April 26, 2016 – MECHELEN. Biocartis, an innovative molecular diagnostics company, today announces the exclusive licensing of a recently detected set of mutations in the Epidermal Growth Factor Receptor (EGFR) that give resistance to anti-EGFR therapies in colorectal cancer. The aim is to integrate these biomarkers into molecular diagnostic tests for the Idylla(TM) platform, to enhance their ability to monitor therapy resistance in patients and thereby allowing physicians to optimise treatment selection.
The most frequently observed resistance mutation in this domain, EGFR S492R, was previously detected by Dr. Montagut and Dr. Albanell (Hospital del Mar, Barcelona, Spain) in 2012 and subsequently licensed to Biocartis for commercialisation on the Idylla(TM) platform. Several additional mutations have now been identified in a collaborative effort between the laboratories of Dr. Montagut and Dr. Bardelli (University of Torino, Italy).

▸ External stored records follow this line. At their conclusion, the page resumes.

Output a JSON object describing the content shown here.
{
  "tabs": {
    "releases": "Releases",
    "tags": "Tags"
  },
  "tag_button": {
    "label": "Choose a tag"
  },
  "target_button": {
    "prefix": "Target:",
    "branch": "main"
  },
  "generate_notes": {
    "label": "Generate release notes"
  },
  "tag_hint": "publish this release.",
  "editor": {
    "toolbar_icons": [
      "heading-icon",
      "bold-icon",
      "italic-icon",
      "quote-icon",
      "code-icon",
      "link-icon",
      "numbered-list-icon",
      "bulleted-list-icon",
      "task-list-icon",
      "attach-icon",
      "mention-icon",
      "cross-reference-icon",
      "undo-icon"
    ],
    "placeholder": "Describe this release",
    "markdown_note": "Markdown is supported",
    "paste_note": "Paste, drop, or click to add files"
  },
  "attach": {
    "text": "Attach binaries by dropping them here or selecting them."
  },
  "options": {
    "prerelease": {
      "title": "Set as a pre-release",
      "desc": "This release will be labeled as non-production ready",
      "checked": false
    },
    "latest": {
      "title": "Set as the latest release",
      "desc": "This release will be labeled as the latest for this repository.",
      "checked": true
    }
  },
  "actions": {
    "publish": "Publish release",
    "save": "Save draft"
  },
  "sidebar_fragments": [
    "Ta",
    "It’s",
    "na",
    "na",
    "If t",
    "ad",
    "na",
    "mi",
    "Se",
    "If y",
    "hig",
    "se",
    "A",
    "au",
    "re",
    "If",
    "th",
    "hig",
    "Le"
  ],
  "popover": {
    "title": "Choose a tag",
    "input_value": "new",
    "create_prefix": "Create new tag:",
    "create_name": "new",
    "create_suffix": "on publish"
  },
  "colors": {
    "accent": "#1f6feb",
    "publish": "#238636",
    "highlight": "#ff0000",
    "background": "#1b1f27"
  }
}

These new mutations were identified in the EGFR ectodomain1 where anti-EGFR antibodies for the treatment of colorectal cancer prevent EGF binding, which causes the therapy not to work. The specific mutations were detected by comparing advanced preclinical methods with colorectal cancer patient data to identify these recently detected mechanisms of resistance (Arena et al.). This completed package of anti-EGFR resistance mutations has now been licensed by the different inventors to Biocartis, with the aim to integrate these into molecular diagnostic tests for the Idylla(TM) platform. This will enable clinicians to rapidly select the right treatment, and as such optimise health outcome for the patient.
Dr. Clara Montagut, Hospital del Mar, Barcelona, Spain, stated: “We are excited about our collaboration with Biocartis. Just a few years after discovery of the EGFR S492R resistance mutation in our lab, Biocartis has already developed and commercialised this mutation in its Idylla(TM) NRAS-BRAF-EGFRS492R Mutation Assay. The addition of this recently detected set of resistance mutations will enable us to provide even better care for our colorectal cancer patients receiving anti-EGFR therapy. I am very much looking forward to the liquid biopsy version of this test, since monitoring and identifying resistance in our patients should allow us to switch to more effective therapies that are available in clinical trials.”
Dr. Alberto Bardelli, University of Torino, Italy: “The EGFR S492R mutation accounts for 16% of resistance to anti-EGFR therapies. These recently detected mutations explain resistance in an additional 5-10% of patients and preclinical models. Therefore, these EGFR ectodomain mutations are now established as one of the main and dominant mechanisms of resistance in >20% of colorectal cancer patients treated with anti-EGFR antibodies. Together with RAS mutations, they constitute the main markers that need to be monitored during such therapy. The Biocartis platform and tests are ideally suited for that purpose.”